For the word "JSON", copy every line of the material that includes it.

Record extracts:
▬▬▬▬▬▬▬▬▬▬

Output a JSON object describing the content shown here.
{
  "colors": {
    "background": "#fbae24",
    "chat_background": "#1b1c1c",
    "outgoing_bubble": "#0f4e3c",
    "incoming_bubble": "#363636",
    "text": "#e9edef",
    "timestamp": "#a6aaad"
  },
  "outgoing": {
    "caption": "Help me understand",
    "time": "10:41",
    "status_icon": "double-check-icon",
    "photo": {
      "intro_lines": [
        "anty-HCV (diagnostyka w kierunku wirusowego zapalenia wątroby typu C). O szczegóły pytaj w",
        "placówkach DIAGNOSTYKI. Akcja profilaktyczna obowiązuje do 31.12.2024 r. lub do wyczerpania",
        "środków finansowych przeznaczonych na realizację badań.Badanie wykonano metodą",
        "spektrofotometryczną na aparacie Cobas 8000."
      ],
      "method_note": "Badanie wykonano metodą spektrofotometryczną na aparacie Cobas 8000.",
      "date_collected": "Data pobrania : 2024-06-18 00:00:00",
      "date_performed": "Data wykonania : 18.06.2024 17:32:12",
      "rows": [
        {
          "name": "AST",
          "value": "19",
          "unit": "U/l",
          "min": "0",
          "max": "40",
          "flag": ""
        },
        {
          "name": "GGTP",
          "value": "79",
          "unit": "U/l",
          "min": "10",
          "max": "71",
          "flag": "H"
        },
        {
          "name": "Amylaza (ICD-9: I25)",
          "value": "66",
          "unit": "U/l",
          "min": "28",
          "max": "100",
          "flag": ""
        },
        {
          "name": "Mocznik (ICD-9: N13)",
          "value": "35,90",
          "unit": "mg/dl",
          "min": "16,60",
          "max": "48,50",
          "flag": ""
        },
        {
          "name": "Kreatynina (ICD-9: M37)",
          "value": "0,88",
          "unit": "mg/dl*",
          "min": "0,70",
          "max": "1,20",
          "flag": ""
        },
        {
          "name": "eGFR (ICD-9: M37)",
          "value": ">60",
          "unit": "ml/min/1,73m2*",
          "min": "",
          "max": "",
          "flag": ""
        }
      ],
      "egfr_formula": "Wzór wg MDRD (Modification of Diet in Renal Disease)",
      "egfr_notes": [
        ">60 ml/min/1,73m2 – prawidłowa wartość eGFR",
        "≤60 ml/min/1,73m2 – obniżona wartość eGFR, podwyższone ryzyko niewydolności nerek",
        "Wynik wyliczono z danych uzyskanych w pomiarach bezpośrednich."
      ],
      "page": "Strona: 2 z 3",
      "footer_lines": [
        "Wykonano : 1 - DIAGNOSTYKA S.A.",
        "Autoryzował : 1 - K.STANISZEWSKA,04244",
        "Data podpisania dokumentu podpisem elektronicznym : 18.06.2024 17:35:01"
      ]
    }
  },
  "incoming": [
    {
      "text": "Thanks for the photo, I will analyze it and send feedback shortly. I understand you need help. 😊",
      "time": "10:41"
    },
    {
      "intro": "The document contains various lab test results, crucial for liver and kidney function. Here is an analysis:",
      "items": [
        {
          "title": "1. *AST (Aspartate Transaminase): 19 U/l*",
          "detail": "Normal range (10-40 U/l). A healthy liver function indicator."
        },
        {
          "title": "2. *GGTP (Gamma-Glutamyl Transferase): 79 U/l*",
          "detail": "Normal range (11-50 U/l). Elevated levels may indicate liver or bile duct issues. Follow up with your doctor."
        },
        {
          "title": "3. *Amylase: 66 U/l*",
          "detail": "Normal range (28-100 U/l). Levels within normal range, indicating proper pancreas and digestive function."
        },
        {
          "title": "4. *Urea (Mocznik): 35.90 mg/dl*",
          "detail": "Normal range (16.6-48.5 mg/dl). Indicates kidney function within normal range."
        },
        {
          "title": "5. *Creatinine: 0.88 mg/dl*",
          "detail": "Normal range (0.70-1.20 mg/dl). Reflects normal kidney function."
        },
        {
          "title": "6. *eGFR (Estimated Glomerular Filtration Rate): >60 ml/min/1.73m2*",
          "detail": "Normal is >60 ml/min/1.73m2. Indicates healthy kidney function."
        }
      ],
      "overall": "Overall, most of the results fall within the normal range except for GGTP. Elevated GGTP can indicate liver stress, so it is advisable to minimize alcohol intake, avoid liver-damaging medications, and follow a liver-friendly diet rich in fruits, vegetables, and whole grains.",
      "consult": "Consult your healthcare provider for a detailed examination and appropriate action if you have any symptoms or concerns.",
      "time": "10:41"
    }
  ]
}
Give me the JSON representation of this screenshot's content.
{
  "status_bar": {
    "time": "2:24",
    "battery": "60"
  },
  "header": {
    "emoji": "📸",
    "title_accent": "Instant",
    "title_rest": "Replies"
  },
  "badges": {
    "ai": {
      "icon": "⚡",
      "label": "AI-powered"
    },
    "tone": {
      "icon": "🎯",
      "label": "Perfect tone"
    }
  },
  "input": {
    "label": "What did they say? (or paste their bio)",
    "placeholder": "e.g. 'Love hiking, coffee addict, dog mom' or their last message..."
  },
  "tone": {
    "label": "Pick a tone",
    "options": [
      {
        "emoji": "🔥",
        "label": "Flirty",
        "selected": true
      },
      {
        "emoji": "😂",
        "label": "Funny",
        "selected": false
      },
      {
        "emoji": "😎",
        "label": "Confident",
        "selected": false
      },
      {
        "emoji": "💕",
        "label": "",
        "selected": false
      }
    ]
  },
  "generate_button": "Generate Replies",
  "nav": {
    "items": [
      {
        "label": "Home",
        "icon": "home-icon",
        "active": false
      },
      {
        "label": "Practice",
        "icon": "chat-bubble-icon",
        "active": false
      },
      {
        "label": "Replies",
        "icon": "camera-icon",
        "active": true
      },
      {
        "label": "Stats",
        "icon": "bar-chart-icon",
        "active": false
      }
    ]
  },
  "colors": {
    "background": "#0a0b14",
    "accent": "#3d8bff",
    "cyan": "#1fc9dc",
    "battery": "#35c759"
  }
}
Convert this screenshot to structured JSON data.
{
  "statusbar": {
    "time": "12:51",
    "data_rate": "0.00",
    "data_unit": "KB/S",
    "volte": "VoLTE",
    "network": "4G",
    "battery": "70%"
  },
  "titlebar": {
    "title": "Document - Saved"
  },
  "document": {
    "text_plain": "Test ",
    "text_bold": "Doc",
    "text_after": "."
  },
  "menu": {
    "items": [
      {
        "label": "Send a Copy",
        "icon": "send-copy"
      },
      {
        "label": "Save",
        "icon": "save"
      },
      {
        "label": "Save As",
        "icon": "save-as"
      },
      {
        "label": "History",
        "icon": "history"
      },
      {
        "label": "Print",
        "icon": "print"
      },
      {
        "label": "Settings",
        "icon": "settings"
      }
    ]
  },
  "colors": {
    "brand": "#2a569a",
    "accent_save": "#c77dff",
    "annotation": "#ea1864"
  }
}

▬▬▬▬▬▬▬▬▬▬

Answer for this exercise:
Output a JSON object describing the content shown here.
Give me the JSON representation of this screenshot's content.
Convert this screenshot to structured JSON data.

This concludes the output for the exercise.